How Did We End Up Here?
Working in the school nutrition industry, we understand just how nutrient dense the meals are that we serve children. With the implementation of the Healthy, Hunger Free Kids Act (HHFKA) in 2010, school meals became more closely scrutinized than ever for their well-rounded health content. Yet, many districts saw their participation numbers drop dramatically. I know you’re nodding your head in agreement, because chances are you know firsthand what I’m talking about!
As more children start to bring lunches from home and forego the nutritious school lunch, we, as school nutrition professionals, ask ourselves, how did we get here? Our government implemented a law, regardless of your opinions on it, designed to provide healthier foods to children during the school day to help build stronger bodies and sharper minds. Now we find that law with seemingly good intentions has somehow backfired on us in some cases. We find ourselves fighting two opposing battles – struggling to meet the new nutritional guidelines while trying to get the students to eat the meals prepared in schools.
Research Proves School Meals More Nutritious
The irony of it all is that the meals prepared in school cafeterias and central kitchens across this country are actually healthier than many of the meals that children (or parents) pack and bring from home.

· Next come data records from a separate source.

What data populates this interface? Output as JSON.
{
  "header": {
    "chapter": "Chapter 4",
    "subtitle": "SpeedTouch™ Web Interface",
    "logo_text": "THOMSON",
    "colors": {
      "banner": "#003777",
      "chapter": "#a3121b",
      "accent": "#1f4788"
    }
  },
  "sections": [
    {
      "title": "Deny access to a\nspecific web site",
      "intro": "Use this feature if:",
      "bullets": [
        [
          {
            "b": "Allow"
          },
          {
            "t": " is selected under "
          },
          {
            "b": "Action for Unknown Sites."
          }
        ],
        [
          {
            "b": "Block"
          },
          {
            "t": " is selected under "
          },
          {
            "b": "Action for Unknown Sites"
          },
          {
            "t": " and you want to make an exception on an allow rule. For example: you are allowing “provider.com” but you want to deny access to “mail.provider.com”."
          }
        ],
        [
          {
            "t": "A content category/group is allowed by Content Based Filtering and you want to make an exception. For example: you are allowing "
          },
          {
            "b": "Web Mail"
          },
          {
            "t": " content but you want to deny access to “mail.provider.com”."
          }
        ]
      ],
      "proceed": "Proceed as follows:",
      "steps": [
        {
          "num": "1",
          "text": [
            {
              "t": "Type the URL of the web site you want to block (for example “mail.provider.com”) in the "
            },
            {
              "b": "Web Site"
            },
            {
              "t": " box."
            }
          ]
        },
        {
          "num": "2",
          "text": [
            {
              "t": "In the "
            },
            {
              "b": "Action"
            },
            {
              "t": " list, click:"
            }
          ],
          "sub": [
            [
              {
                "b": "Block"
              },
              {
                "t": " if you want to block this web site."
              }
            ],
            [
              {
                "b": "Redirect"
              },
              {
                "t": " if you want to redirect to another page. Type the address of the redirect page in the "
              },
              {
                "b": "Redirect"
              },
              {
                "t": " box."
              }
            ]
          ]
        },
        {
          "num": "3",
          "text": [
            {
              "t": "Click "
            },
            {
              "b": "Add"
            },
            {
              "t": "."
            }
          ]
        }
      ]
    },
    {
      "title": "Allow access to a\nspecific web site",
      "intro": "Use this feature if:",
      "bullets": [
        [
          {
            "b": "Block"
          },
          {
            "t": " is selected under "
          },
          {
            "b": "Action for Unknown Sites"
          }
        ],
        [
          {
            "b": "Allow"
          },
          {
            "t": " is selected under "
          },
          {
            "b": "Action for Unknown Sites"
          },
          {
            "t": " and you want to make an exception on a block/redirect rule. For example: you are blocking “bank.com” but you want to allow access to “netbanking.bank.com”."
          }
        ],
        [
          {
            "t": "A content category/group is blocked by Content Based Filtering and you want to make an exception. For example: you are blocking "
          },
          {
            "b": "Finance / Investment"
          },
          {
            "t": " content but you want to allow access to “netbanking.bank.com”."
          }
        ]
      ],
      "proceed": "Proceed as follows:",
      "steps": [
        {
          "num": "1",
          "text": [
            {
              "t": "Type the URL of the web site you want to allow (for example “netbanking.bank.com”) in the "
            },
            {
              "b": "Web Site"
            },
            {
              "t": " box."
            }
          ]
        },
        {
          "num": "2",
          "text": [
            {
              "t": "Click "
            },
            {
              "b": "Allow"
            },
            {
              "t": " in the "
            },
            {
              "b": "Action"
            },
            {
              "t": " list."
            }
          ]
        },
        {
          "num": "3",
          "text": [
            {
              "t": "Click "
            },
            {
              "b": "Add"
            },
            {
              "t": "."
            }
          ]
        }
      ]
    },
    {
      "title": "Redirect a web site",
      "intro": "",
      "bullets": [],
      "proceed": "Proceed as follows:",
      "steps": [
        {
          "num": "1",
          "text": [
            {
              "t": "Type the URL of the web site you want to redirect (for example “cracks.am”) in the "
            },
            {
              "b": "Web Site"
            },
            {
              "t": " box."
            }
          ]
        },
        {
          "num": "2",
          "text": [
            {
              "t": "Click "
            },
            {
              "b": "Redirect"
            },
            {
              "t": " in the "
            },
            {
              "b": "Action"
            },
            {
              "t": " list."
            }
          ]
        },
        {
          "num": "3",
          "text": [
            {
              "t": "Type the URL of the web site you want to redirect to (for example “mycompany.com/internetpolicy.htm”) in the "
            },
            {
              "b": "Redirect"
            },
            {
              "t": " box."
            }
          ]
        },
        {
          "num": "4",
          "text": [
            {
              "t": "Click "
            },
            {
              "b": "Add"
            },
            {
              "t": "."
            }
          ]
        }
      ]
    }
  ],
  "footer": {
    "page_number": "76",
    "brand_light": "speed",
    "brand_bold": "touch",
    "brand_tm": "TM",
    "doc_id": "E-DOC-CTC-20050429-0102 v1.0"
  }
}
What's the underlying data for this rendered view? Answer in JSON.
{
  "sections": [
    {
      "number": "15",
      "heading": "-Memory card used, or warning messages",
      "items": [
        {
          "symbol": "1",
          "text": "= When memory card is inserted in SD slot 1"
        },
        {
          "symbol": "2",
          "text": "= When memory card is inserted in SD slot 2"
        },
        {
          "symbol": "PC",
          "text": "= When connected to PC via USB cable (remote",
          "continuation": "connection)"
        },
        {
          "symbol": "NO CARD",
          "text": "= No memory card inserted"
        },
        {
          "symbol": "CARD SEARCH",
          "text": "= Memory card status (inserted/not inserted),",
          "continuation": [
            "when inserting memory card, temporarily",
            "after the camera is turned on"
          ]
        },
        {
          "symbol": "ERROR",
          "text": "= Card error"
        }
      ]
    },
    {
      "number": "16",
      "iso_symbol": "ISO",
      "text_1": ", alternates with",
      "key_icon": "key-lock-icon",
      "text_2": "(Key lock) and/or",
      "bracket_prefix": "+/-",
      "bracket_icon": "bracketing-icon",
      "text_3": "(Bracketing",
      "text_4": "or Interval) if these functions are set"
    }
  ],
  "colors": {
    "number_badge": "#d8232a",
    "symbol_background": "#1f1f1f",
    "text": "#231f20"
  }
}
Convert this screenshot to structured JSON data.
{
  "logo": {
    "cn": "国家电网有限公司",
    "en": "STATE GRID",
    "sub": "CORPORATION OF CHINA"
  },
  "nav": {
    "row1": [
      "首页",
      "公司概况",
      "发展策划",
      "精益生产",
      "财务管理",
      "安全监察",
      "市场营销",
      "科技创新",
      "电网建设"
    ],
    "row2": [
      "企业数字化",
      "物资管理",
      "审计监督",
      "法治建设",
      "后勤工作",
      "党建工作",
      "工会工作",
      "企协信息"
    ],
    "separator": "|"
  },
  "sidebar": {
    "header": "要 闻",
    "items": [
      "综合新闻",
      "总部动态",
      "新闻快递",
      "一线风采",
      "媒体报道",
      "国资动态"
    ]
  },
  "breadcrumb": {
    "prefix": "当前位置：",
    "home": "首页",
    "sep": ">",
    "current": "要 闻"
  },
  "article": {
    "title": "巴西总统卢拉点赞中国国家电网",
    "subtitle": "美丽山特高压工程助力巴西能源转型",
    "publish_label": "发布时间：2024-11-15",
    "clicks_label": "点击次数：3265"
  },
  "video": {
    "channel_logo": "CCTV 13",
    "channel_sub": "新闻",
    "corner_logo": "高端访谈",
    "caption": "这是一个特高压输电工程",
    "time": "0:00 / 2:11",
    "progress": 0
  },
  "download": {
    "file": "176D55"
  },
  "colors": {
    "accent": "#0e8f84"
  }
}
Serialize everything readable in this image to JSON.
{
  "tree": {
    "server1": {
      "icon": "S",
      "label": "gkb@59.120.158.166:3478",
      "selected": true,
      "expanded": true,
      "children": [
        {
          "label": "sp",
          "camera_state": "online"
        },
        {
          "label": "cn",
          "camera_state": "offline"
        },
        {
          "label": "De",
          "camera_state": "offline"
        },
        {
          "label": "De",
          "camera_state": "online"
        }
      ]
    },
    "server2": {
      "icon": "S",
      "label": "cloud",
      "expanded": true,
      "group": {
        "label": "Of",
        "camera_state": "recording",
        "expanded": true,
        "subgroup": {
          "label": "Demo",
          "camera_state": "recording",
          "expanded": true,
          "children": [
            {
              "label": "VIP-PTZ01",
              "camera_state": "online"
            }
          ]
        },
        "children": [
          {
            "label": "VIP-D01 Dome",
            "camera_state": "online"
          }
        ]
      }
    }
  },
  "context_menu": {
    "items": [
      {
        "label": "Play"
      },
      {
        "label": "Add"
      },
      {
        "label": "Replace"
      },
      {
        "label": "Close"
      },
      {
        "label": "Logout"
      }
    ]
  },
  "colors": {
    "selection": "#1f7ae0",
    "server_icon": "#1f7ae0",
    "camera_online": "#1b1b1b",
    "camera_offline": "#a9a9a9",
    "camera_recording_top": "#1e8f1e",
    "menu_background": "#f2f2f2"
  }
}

In a recent study of Houston area schools, the nutrient gaps between fruit and vegetables found in packed lunches versus school lunches were extremely wide. In fact, students who brought lunches from home ended up eating between 8-10% of the recommended amount of vegetables per meal on average—less than 10% of the 3/4 cup recommended serving! That’s next to nothing!
Similar results were found in a study conducted by researchers at Virginia Tech University. Meals brought from home had a high probability of including sugary drinks like soda, chips, dessert, or even all three. Some parents might say that their child’s meals are packed with love, but in reality, they are packed with a lot more than that. Sack lunches were found to have higher sugar and fat content, along with more calories than a reimbursable meal option sold in the school cafeteria.
Tips to Increase Participation in School Meals
With study after study pointing to what we already know—that school meals are the best choice for school-aged children—how do we turn the tide and start bumping up those participation numbers? I’ve put together a few tips that you can try using in your district’s nutrition operation.
This really is the best tip I can provide. Find ways to educate those in charge of packing the kids lunches (more often than not, it’s the parents and not the student) about the nutrient differences between sack and school lunches. It is likely that parents are already at least somewhat aware that school meals are nutritious, especially with the recent public push made by First Lady Michelle Obama. However, they may not be aware how nutrient deficient the lunches are that they pack for their children. Spreading awareness (but be careful not to offend!) through your newsletter, website, social media channels, etc. is a great way to begin to educate parents and students alike.
[By the way, I wrote a blog last week on why using social media in your nutrition operation is so important – check it out here.]
Build Excitement, and They Will Come!
Work to build excitement around your district’s nutrition program. Just making parents and students aware of some of the great things you have cooking in the kitchen (excuse the pun!) can drive students to forego the homemade lunch for trying the trendy entrée of the day. Program ideas can include incorporating specialty “themed” days of the week, cleverly named entrees, and student assistance in developing new menu items.
Presentation is Everything
Whether we like it or not, we’re constantly fighting a battle to crush the old school-food stereotypes of the past. That’s why it’s more important than ever to deliver beautiful meal trays and clean lunch lines. If you have your fruit of the day (let’s say that it’s watermelon, apples, mangos, and oranges) arranged in your flat cooler into a smiley face with symmetric piles around it, students are more likely to choose the fruit, compared to just picking an apple out of a bin of other apples.
Do you have any other useful tips on how to increase participation in your school lunch program? Maybe something that has worked for your district or school in the past? Let me know in the comments section below!
Photo Credits: Mesquite ISD Food & Nutrition Services and The Sensitive Life